At the beginning of a new year, we often look back at how things have changed. For me, I’d rather look forward to 2019 because of some great changes we’re making in how our patients receive care at Campbell County Health.

Anyone who has spent time at Campbell County Memorial Hospital (CCMH) as an inpatient knows that the rooms are small, the bathrooms are even smaller, and it can be very cramped and uncomfortable for family members to stay with their loved one. New mothers must move to a different hospital room after the birth of their baby, a set-up that isn’t used anymore in most hospitals today. The birth experience will completely change beginning this summer when brand new rooms for moms and babies are completed. The new Maternal Child unit has rooms where the mother labors, delivers and stays after the birth, called LDRPs.

We are replacing all the patient rooms in the hospital for the first time since CCMH was built over 35 years ago in Gillette, Wyoming. A project this size requires forecasting the future, and the planning began over five years ago. So, how many beds will we need to accommodate our patients 40-50 years into the future? We gathered information and made our best guess, and changed the plan at least twice before construction began. The plan changed again about a month ago, when the Board of Trustees approved the addition of seven more rooms for the Intensive Care Unit. The new size of 29 Medical/Surgical and ICU rooms will give us the flexibility we need to care for an aging population with more acute healthcare needs. Adding beds will take more construction time, so those rooms on the west side of the project won’t be finished until early 2020.
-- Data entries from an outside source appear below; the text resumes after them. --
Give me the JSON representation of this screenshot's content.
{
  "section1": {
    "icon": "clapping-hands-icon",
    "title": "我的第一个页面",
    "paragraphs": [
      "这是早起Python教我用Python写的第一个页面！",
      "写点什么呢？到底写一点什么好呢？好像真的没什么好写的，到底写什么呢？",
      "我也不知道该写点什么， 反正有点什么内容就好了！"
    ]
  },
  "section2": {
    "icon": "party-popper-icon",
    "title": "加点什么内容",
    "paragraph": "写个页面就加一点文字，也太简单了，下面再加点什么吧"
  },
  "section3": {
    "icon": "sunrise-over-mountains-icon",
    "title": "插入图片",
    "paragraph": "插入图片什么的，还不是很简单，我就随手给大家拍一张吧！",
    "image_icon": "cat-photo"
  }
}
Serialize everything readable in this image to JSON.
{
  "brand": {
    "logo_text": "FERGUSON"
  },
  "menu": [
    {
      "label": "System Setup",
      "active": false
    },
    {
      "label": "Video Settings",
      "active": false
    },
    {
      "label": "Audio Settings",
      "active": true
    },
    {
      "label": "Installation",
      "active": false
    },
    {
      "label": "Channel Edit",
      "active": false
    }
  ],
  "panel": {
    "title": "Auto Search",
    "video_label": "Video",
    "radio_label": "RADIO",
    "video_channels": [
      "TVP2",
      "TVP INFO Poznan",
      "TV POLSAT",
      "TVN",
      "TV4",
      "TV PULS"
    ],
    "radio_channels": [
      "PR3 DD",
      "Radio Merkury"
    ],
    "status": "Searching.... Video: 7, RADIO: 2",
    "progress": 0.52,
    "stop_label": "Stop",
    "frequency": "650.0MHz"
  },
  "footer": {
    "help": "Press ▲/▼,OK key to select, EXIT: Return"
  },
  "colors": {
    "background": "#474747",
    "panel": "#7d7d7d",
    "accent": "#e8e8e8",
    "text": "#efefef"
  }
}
We’ve always recognized the positive impact that technology can have on patient care and have been fortunate to be able to upgrade our medical equipment regularly. Our first telemedicine project, remote monitoring for patients from their homes to our Home Health department has also made its debut, which you can read about in A modern version of a house call.

Later this spring we will implement a partnership program with Wyoming Medical Center called TeleStroke Wyoming. Neurologists at WMC will be able to participate in patient care and decision making for stroke patients in real time through high-definition cameras and display monitors in the Emergency department. Studies show that stroke treatment times decrease and treatment choices improve when a neurologist is involved at the earliest stages of care.

We’re also looking at expanding telemedicine opportunities into primary care in Campbell County, Wyoming, making primary care more accessible and affordable for our community.

I’m pleased to congratulate the Campbell County Healthcare Foundation on reaching their fundraising goal for the PET/CT project. PET, or Positron Emission Tomography, is a type of imaging that monitors the progress of cancer treatment and can detect if cancer has spread to other parts of the body. CCH partnered with the Healthcare Foundation to purchase the PET equipment, along with a new CT scanner, for the Heptner Cancer Center. They were able to raise their half of the $1.5 million in only 13 months, and we hope to have the new equipment installed by early summer.

I believe that 2019 will be a year filled with opportunities and challenges as we continue to adapt to the ever-changing landscape of healthcare. One thing that will never change is our continuing commitment to serving our community by providing a lifetime of care with dedication, skill and compassion.

Sincerely,

Andy Fitzgerald, CEO